Early indicators of change: divergent climate envelopes between tree life stages imply range shifts in the western United States
To determine if differences in climate envelopes for six coniferous tree species and two life stages (trees and seedlings) suggest a potential for species range contractions, expansions or shifts in response to climate change and if these patterns differ between subalpine (i.e. cool-climate) and montane (i.e. warm-climate) species.
The dry domain of the western United States.
Using data from the Forest Inventory and Analysis National Program, we quantified the relationship between probability of occurrence and climate for adults and seedlings of each species with a Bayesian logistic regression. Assuming that distributional differences between life stages highlight shifting regeneration patterns relative to adult trees, we assessed differences between seedlings and adult trees based on predicted probabilities of occurrence and climate envelope boundaries.
Differences between occurrence probabilities for seedlings and adults were greatest for montane, as opposed to subalpine, species and along range margins, especially in the southern and western portions of the study area.
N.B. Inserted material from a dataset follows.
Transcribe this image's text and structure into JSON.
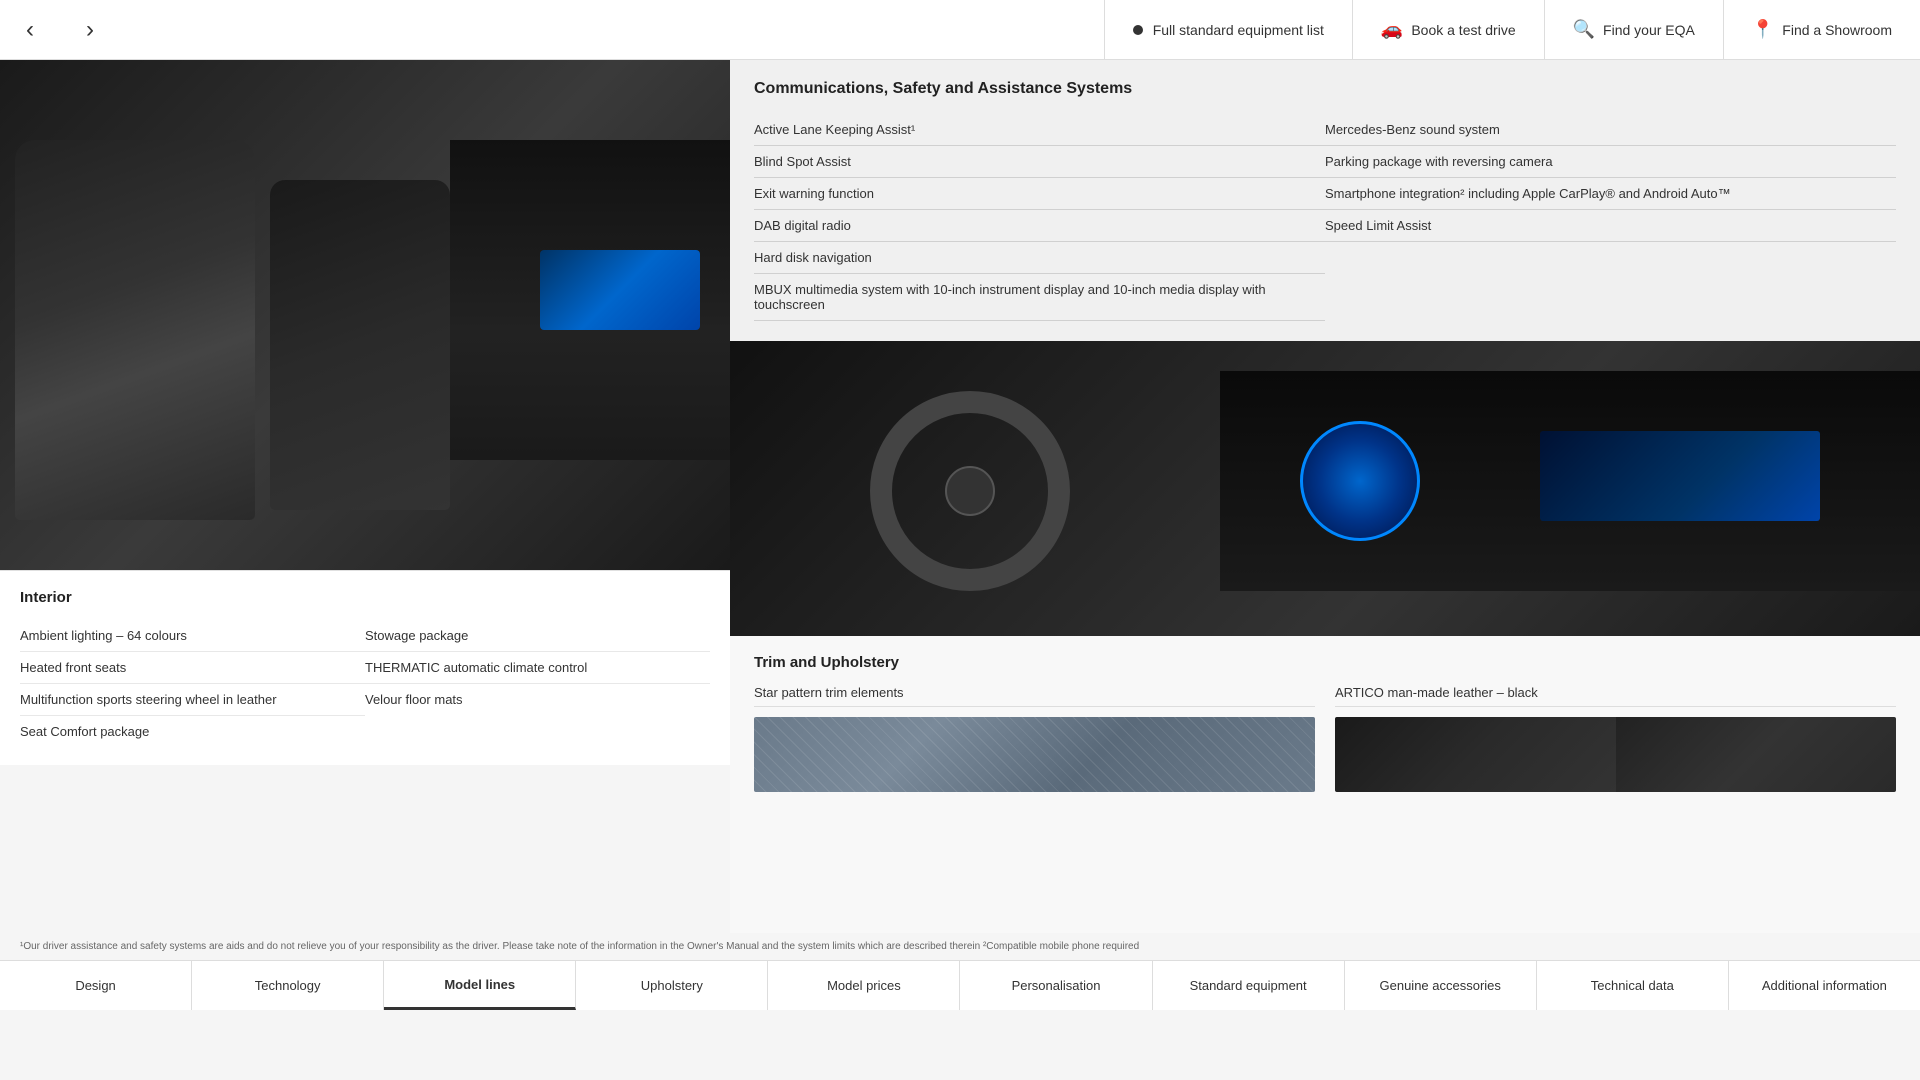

Climate envelope boundaries of seedlings differed from adult trees most frequently in montane species and often suggested range contractions or range shifts, as opposed to range expansion.
Our results indicated that climate-induced contractions and shifts in seedling distribution in response to recent change are already under way and are particularly severe in montane tree species. While adult trees may persist for hundreds of years without significant regeneration, tree species ranges will eventually contract where tree regeneration fails.